(Stored items)
● ● ● ● ● ● ●
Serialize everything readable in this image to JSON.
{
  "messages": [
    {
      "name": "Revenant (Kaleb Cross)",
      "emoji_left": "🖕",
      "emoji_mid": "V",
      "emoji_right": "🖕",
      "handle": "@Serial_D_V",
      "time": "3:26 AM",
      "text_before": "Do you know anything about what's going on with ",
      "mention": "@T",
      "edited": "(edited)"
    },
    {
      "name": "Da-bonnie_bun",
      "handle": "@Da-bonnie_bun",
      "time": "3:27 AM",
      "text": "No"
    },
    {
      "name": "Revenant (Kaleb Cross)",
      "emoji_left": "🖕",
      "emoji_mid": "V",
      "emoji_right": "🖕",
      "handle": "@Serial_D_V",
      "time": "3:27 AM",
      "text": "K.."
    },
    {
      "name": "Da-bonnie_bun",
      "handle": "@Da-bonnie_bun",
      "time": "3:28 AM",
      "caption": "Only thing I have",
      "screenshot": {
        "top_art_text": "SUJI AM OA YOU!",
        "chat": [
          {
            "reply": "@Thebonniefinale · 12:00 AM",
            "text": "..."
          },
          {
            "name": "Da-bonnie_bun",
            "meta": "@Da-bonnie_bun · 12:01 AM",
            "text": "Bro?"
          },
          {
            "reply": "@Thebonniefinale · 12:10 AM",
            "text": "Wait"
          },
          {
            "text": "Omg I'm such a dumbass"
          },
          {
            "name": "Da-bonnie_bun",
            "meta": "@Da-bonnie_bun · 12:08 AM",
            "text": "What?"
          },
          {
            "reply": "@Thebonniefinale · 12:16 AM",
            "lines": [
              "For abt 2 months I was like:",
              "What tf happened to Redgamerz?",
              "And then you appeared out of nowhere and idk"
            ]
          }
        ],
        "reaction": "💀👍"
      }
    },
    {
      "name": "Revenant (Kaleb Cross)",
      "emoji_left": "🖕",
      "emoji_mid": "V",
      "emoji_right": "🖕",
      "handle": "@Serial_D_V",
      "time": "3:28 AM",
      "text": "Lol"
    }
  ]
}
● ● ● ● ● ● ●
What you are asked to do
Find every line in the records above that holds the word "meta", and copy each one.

Response for this exercise
            "meta": "@Da-bonnie_bun · 12:01 AM",
            "meta": "@Da-bonnie_bun · 12:08 AM",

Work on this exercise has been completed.